An international student accused of failing to stop at a Cardigan Village intersection, causing a two-vehicle collision that killed her friend, has argued she did not know she had to stop until it was too late.
Nasuha Nasser, 22, sought a sentence indication at the County Court in Ballarat on Thursday over the fatal crash at the Madden Road and Remembrance Drive intersection on November 24.
New leglislation states an accused person can prove there are substantial and compelling circumstances, that are exceptional and rare, to not impose imprisonment in addition to a community correction order.
Nasser's barrister, Paul D'Arcy, said there were a number of compelling circumstances included in the case for his client to be sentenced to a non-custodial sentence.
He said Nasser did not recognise the intersection's stop sign because there were no overhead lights and a hotel on the corner blocked her vision.
He said the deceased person was not wearing a seatbelt and there were no aggravating factors involved.
Mr D'Arcy said the Minister for Transport had recently said the Cardigan Village intersection was inherently dangerous and VicRoads had drawn plans to build a roundabout two years ago.
Between 2015 and 2018, 10 collisions occurred at the intersection which involved 18 injuries and one death, he told the court.
"This is low level offending of this type. The villain of the piece is this intersection," Mr D'Arcy said.
"This is not the case of someone deliberately running a red light or going through an intersection she knew to stop at.

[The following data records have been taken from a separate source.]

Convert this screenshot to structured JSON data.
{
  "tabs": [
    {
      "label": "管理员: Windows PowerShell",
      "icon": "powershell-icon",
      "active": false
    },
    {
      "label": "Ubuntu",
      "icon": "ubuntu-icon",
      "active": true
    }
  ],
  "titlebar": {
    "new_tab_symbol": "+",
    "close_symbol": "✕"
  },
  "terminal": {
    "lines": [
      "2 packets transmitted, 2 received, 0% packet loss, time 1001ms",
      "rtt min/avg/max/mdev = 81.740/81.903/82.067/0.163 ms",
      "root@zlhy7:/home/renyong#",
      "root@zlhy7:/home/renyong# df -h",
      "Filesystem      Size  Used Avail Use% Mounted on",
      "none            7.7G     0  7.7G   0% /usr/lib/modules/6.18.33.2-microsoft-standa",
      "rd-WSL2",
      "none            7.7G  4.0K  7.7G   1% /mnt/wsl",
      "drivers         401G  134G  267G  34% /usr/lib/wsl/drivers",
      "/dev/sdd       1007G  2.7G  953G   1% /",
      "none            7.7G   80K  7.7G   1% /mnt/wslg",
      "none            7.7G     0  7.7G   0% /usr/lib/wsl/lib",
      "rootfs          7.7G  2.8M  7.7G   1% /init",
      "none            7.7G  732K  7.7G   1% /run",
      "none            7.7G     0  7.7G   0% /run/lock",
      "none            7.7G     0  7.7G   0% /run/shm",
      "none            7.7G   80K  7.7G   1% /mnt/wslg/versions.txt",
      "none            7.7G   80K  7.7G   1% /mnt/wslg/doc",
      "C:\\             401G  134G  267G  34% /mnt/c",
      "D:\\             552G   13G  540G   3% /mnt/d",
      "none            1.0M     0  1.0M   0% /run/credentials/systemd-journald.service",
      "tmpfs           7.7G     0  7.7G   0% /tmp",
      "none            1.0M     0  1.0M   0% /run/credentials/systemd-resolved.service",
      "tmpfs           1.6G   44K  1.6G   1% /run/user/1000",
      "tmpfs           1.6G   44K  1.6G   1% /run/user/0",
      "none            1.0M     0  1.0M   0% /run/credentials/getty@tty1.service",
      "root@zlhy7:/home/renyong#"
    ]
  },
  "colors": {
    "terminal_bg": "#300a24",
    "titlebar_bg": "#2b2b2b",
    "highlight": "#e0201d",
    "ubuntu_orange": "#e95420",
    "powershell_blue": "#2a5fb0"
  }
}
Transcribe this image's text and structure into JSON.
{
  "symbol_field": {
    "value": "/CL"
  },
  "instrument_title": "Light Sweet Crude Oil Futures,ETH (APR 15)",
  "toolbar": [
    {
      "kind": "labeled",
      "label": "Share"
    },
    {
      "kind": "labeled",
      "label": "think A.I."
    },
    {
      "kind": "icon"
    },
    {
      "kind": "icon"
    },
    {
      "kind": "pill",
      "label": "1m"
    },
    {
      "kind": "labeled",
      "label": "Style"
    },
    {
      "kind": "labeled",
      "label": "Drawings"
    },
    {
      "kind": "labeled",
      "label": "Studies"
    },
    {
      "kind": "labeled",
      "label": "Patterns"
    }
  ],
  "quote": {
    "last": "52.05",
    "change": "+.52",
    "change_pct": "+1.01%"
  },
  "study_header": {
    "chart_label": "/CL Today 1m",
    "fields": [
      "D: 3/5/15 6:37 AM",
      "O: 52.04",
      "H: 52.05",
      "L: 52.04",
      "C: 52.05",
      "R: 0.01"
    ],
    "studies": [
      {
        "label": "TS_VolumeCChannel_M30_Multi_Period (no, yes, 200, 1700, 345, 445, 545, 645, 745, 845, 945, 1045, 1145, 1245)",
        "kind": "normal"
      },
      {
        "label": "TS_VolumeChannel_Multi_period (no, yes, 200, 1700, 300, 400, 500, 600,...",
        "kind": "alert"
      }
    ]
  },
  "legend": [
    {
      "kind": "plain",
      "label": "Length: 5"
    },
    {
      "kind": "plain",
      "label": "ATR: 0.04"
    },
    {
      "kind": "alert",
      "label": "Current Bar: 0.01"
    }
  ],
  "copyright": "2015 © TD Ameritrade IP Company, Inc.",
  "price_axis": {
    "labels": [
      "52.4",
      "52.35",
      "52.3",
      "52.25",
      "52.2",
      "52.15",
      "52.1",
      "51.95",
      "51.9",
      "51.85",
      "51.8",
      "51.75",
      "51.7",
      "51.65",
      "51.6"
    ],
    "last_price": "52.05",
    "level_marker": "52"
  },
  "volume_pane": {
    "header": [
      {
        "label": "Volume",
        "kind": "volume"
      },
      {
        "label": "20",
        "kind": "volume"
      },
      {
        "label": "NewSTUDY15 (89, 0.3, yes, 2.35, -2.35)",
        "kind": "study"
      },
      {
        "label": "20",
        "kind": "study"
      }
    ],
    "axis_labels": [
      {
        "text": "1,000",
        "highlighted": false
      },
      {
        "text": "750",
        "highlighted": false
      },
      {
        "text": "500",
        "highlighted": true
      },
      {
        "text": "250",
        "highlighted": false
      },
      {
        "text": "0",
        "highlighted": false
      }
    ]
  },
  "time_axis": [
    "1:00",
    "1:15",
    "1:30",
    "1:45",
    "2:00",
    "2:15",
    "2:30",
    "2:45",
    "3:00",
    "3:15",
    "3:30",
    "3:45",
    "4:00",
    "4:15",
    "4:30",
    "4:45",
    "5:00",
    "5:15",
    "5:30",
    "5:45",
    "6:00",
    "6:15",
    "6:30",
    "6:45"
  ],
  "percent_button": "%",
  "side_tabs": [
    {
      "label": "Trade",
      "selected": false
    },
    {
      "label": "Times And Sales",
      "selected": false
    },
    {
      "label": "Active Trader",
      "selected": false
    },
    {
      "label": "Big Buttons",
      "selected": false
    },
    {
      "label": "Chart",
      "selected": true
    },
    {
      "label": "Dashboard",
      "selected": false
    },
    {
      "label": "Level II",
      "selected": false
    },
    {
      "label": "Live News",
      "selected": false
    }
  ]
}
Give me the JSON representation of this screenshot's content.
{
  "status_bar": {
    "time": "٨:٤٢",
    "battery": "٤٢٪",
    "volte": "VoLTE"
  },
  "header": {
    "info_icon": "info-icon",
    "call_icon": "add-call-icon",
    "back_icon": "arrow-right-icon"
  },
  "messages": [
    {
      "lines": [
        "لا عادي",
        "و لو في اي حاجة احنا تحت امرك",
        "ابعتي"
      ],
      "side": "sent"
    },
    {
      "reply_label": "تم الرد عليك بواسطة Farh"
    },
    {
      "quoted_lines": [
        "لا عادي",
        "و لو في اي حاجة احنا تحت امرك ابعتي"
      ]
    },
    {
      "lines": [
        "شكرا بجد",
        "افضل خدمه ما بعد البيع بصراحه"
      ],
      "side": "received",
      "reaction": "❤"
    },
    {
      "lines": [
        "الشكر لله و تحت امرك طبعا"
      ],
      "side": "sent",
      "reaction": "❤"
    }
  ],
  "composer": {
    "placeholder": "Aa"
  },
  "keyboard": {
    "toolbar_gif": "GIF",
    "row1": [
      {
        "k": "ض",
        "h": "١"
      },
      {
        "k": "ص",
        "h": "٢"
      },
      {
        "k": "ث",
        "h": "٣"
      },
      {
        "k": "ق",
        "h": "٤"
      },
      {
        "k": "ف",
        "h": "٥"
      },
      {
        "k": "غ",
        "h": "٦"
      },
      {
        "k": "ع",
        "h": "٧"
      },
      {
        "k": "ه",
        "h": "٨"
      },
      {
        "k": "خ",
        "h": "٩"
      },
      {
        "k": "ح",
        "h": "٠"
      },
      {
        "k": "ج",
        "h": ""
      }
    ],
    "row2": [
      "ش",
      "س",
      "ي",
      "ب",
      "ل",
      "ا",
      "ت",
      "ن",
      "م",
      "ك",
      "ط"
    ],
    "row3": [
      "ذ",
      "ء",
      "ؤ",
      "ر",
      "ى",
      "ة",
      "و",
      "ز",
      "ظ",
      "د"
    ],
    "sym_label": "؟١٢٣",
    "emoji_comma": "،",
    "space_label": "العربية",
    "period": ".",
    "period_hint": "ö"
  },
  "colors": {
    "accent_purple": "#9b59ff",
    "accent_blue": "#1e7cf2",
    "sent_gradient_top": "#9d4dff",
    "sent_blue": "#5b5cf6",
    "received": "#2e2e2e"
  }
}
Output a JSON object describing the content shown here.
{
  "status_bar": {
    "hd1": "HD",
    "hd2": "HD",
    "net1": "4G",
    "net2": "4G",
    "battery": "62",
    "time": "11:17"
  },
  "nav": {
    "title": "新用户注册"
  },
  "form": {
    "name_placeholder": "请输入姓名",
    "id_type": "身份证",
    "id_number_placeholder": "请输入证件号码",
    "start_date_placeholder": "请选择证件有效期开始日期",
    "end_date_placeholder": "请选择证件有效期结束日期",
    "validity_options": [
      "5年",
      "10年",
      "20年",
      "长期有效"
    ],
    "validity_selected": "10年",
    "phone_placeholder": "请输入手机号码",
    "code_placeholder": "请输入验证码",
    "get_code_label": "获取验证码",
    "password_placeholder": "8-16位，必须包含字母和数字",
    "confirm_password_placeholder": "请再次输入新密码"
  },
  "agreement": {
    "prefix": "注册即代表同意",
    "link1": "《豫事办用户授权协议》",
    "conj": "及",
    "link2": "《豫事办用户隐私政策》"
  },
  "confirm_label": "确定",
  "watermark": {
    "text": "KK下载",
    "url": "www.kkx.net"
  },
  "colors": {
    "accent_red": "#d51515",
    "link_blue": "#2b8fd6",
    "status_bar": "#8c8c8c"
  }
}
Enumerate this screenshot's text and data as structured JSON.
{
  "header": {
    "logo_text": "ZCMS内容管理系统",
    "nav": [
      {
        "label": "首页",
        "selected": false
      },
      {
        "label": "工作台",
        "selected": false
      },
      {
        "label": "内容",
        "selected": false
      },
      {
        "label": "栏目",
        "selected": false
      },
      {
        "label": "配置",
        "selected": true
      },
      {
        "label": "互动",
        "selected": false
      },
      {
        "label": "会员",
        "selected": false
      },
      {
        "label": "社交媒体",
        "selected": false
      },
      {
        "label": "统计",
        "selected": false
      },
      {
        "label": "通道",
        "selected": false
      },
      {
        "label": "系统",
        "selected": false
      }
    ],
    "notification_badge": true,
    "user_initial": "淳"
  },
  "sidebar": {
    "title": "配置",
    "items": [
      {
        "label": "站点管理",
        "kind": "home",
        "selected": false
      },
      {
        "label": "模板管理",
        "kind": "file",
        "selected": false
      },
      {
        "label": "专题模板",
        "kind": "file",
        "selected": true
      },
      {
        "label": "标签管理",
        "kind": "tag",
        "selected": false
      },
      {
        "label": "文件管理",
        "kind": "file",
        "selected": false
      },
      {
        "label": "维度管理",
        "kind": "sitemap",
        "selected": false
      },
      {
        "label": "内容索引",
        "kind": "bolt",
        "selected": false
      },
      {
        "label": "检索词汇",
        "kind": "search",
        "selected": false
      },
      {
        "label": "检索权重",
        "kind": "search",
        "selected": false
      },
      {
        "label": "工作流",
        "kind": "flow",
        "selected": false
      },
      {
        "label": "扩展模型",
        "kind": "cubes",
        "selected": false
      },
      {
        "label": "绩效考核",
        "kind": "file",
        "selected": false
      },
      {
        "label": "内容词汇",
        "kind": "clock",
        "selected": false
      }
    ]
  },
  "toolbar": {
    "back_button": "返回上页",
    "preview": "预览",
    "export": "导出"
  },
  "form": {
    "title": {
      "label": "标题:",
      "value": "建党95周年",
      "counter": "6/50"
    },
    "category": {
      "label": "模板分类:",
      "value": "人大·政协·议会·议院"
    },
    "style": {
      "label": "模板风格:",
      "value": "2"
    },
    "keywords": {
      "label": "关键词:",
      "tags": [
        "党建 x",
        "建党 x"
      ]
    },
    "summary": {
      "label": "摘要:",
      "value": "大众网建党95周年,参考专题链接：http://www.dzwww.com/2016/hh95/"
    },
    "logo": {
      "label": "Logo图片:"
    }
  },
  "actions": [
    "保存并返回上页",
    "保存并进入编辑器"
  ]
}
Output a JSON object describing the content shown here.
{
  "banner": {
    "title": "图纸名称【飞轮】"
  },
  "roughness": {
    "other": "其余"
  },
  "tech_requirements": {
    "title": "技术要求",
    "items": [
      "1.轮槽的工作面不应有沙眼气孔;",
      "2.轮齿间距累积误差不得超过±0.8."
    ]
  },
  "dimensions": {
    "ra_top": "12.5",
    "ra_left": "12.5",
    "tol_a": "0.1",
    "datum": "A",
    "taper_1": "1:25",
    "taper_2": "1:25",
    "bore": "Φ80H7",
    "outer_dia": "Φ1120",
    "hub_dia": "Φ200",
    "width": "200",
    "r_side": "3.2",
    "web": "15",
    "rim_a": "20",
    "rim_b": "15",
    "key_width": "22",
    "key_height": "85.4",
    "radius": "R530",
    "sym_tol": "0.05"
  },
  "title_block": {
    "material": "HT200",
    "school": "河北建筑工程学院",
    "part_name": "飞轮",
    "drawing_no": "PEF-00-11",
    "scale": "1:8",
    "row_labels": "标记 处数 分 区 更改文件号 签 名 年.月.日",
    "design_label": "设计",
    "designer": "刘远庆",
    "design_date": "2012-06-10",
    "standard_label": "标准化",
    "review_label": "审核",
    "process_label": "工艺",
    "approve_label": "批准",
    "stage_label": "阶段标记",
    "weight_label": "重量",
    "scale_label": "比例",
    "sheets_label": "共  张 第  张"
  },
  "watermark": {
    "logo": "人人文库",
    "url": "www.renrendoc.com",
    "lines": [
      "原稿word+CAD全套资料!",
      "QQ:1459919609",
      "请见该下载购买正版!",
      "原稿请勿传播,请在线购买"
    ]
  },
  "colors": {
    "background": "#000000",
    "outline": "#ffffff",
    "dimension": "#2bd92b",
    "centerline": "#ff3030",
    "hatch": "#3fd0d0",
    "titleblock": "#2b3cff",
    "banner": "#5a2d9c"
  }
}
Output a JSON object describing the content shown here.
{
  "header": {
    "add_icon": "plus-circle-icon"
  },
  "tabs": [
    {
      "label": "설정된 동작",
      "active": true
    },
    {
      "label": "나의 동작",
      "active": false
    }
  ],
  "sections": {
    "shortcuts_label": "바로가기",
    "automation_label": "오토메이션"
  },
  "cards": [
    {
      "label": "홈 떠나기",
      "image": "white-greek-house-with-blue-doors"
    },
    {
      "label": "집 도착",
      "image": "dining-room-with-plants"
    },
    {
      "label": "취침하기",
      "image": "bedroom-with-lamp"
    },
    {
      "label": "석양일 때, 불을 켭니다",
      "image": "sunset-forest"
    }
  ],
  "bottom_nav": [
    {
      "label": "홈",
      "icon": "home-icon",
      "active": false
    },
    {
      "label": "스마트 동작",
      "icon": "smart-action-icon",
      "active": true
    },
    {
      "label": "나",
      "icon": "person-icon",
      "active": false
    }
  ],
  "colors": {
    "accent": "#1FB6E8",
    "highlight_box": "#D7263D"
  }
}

"The issue here is she didn't know of her obligation until it was too late. She didn't know there was a stop sign there until it was too late."
Judge Gerard Mullaly said he had to deal with the sentencing principle.
"Here is a stop sign and all drivers have a responsibility ... to comply with baseline rules, to stop and let them go through," Judge Mullaly said.
"It's incumbent of those who use the roads to stop at a stop sign to avoid a collision."
Crown prosecutor David O'Doherty said Nasser failed to notice a warning sign 180 metres prior to the intersection.
"She says she looks to the right but doesn't look to the left. It's a case of her failing to keep a proper look out," Mr O'Doherty said.
Nasser, of Brunswick, was allegedly driving a blue Renault along Madden Road in Cardigan Village at 8.15pm on November 24, carrying four passengers.
Police allege she failed to stop at a T-intersection and collided with a white Triton travelling east on Remembrance Drive, carrying a 48-year-old man and his 10-year-old daughter.
Singaporean national Gwyneth Siying Lok died in The Alfred hospital four days after the crash. Other passengers, Yan Fei Ngoh, and Nasser's twin sister, Naimi Nasser, were seriously injured.
The group, which included Singaporean nationals visiting Nasser, were on their way home in a hire car after visiting in Halls Gap.
Nasser has pleaded not guilty to seven offences, including driving in a manner dangerous causing death, negligent driving causing serious injury, driving in a dangerous manner causing serious injury, careless driving and failing to stop and give way at a stop sign.
Judge Mullaly will decide the sentence indication in October in Melbourne.
Nasser's bail was extended with conditions she report to police once a week, live at a static address, not to leave Australia and not to drive a motor vehicle.